# TASK OBJECTIVE:
Tally the lines below that contain the word "static", then give the tally alone.

───── SUPPLIED ENTRIES ─────

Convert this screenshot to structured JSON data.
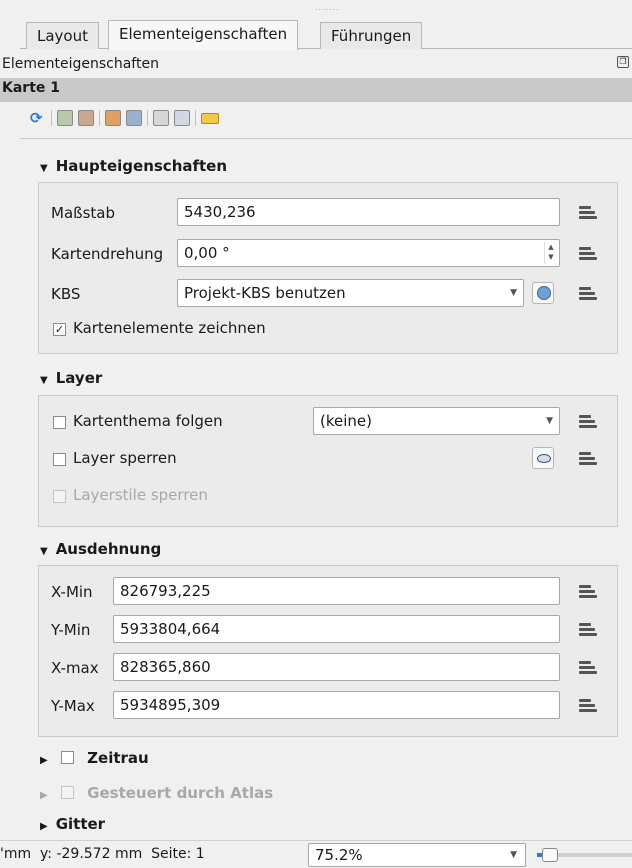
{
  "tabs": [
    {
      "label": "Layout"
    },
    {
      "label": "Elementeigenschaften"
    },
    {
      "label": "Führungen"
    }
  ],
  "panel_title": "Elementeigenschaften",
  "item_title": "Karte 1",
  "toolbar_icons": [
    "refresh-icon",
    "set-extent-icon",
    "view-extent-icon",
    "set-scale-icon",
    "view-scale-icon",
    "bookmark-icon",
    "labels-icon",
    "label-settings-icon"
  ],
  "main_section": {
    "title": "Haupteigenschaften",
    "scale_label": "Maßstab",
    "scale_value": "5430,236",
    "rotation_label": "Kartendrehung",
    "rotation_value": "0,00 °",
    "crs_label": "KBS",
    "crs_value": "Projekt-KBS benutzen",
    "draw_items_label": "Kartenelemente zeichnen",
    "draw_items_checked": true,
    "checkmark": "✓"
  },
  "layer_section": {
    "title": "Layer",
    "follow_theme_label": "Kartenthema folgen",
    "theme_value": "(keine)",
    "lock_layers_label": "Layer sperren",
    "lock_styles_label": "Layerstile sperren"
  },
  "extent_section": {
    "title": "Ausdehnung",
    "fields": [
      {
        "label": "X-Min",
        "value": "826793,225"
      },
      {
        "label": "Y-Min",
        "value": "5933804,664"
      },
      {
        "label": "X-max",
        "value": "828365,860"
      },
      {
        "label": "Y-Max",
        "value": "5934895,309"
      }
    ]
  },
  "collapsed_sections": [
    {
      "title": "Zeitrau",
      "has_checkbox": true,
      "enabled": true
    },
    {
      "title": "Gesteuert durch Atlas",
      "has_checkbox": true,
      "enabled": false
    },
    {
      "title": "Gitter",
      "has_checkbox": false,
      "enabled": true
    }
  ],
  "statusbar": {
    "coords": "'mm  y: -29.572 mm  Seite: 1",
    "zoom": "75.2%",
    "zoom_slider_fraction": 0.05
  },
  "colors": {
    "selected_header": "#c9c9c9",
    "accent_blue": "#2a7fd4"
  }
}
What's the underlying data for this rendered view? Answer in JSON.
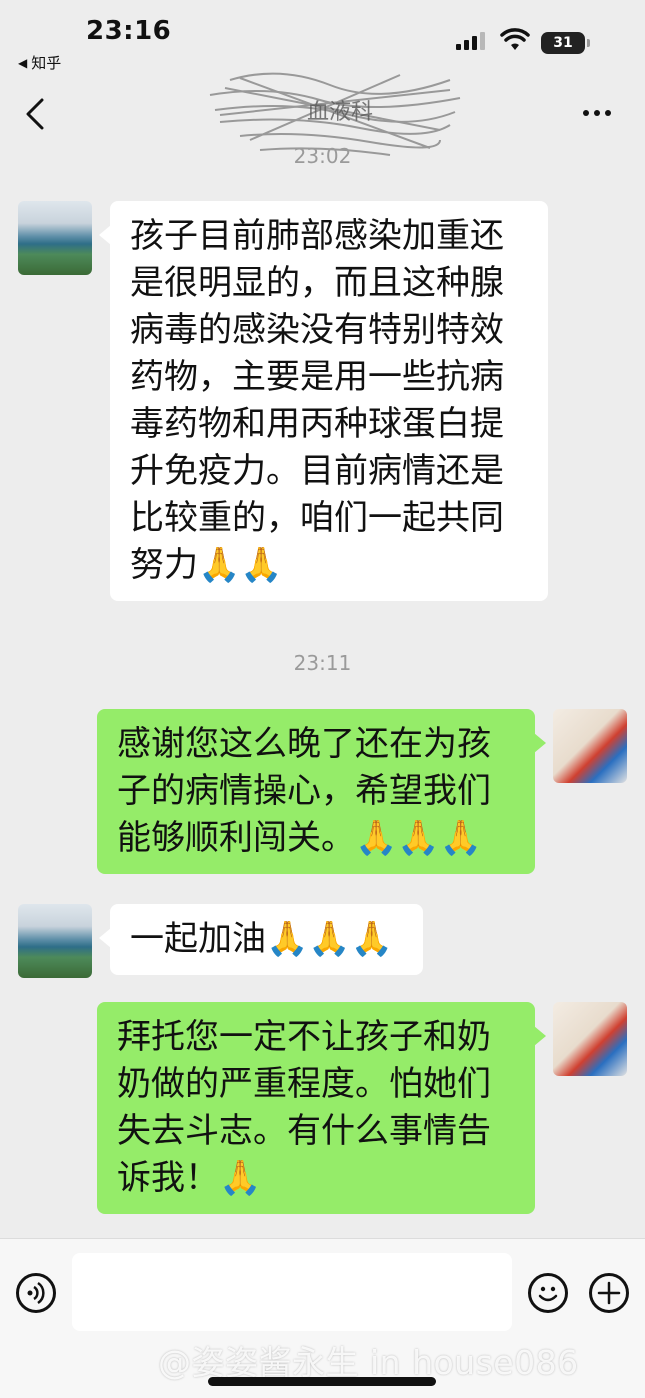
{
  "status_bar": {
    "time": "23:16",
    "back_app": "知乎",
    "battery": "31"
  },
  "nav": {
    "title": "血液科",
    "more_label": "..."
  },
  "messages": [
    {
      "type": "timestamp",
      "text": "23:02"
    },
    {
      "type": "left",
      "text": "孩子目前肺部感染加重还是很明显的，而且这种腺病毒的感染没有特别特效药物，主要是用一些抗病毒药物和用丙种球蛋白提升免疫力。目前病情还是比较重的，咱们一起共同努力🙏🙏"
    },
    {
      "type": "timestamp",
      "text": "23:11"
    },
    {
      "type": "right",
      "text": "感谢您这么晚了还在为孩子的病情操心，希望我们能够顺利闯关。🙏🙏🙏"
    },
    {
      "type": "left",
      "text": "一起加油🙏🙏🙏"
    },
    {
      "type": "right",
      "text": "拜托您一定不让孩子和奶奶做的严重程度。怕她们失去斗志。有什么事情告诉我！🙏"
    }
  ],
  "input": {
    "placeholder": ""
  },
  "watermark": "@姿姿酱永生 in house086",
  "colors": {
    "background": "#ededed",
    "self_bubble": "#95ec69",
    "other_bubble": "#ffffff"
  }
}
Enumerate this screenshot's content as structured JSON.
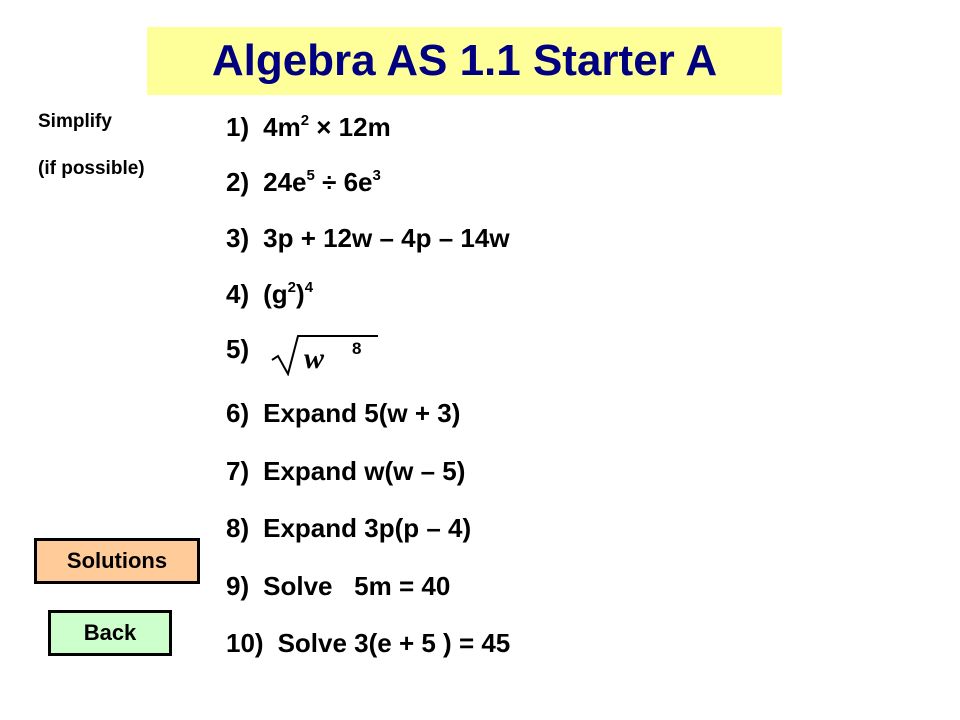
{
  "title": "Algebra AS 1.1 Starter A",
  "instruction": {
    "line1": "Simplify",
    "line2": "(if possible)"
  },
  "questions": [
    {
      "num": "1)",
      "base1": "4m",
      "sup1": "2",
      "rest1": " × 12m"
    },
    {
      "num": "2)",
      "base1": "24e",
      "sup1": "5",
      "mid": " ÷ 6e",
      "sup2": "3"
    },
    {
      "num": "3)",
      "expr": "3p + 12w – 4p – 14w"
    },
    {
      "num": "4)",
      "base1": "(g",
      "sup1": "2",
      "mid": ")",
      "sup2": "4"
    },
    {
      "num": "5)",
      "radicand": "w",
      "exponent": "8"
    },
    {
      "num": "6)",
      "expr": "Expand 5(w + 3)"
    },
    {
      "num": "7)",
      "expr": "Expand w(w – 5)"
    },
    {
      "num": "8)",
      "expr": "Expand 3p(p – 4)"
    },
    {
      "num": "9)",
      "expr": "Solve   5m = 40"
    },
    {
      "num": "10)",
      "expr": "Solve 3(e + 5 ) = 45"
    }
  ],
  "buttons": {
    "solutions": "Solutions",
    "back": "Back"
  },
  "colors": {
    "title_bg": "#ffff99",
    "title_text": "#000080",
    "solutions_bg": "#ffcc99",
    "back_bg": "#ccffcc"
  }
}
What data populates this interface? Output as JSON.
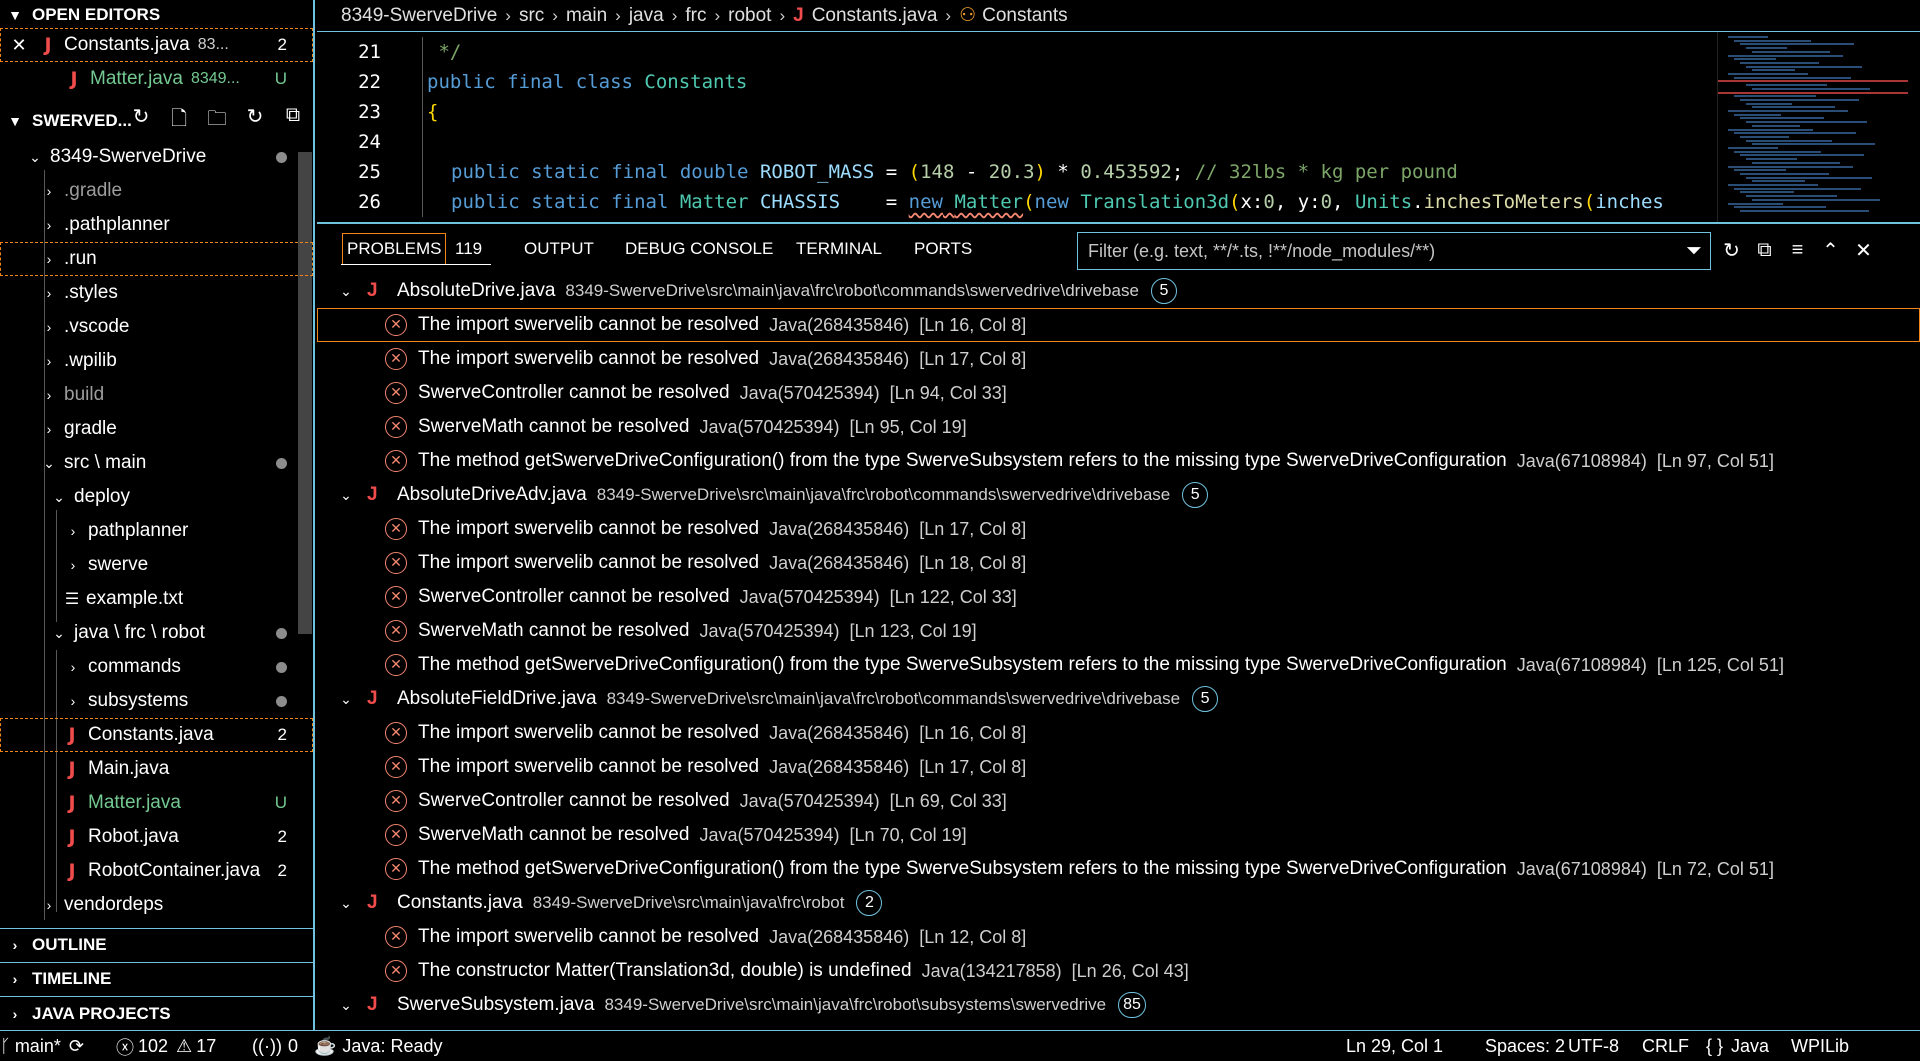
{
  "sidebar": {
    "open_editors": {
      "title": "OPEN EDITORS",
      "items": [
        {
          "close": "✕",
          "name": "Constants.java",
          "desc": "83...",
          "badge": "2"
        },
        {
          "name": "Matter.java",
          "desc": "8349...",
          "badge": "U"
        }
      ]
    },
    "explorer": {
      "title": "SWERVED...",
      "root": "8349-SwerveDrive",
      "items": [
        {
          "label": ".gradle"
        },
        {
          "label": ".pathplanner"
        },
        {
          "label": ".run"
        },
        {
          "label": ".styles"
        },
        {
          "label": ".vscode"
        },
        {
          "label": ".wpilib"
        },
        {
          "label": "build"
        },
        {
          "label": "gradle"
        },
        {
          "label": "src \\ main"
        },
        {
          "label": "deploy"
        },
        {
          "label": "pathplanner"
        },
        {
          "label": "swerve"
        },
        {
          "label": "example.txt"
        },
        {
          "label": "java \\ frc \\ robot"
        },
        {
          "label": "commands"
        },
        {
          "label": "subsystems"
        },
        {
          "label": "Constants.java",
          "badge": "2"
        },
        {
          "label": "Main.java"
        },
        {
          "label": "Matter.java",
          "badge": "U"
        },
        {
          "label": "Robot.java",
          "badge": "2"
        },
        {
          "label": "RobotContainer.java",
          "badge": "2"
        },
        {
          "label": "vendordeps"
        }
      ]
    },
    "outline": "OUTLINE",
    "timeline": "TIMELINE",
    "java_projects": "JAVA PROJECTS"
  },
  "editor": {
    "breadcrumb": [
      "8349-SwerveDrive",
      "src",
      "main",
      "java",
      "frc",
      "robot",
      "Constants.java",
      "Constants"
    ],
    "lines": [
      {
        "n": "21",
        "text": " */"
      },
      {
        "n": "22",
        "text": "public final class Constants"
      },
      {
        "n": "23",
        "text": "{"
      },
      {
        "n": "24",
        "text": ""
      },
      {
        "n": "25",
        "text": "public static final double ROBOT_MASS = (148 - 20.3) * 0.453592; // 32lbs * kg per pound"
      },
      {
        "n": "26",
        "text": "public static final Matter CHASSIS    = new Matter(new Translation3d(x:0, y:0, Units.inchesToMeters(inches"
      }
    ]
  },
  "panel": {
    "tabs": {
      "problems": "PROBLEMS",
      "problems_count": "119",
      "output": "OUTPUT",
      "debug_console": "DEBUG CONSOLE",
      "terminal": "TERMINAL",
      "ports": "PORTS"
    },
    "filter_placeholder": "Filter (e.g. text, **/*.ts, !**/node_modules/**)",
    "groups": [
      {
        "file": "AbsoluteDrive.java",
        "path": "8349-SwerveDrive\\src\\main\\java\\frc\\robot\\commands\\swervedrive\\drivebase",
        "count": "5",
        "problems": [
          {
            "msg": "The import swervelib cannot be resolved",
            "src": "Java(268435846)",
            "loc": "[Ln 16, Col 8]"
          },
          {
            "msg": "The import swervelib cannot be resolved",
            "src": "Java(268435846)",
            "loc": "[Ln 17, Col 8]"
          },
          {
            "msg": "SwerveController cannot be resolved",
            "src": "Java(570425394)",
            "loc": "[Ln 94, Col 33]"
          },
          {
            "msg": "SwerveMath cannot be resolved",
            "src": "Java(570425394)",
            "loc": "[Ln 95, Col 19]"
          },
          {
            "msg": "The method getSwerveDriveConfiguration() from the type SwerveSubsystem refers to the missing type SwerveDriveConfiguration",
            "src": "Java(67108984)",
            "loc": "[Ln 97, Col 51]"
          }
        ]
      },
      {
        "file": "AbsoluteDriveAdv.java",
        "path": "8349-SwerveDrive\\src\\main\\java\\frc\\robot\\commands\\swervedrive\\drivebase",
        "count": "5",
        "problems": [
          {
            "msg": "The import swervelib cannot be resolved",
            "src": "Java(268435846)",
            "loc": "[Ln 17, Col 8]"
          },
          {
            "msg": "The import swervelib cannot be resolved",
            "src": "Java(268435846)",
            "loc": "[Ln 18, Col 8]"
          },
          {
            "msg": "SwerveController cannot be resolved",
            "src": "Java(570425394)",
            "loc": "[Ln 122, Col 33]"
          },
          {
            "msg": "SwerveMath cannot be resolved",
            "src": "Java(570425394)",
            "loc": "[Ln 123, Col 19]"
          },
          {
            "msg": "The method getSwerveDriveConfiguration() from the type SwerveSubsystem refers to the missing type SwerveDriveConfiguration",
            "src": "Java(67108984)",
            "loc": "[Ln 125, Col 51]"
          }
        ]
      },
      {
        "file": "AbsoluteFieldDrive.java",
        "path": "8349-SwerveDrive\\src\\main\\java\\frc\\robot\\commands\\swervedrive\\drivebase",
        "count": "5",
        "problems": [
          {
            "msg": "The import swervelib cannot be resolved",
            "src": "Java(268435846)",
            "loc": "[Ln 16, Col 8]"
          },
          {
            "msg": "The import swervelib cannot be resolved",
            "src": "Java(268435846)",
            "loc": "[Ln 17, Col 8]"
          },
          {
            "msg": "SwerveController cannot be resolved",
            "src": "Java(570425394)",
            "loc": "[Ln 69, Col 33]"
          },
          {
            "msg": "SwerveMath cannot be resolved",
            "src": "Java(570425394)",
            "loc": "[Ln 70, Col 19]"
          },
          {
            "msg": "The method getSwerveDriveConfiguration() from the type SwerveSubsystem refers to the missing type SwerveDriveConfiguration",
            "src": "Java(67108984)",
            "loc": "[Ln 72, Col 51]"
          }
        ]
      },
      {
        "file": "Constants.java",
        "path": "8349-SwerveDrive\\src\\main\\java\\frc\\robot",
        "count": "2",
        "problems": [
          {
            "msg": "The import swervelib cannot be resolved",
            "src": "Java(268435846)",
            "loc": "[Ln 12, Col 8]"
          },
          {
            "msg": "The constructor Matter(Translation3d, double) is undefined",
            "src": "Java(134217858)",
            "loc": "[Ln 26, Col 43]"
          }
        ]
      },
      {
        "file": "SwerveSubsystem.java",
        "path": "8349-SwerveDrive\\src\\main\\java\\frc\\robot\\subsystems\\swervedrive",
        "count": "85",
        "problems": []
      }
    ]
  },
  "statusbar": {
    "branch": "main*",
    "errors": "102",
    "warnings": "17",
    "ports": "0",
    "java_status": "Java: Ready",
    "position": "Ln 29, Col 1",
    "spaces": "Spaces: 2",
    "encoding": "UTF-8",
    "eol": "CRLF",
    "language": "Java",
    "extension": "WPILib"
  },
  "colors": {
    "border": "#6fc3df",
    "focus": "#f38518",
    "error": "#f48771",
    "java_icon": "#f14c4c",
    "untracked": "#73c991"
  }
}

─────

# YOUR RESPONSE:
2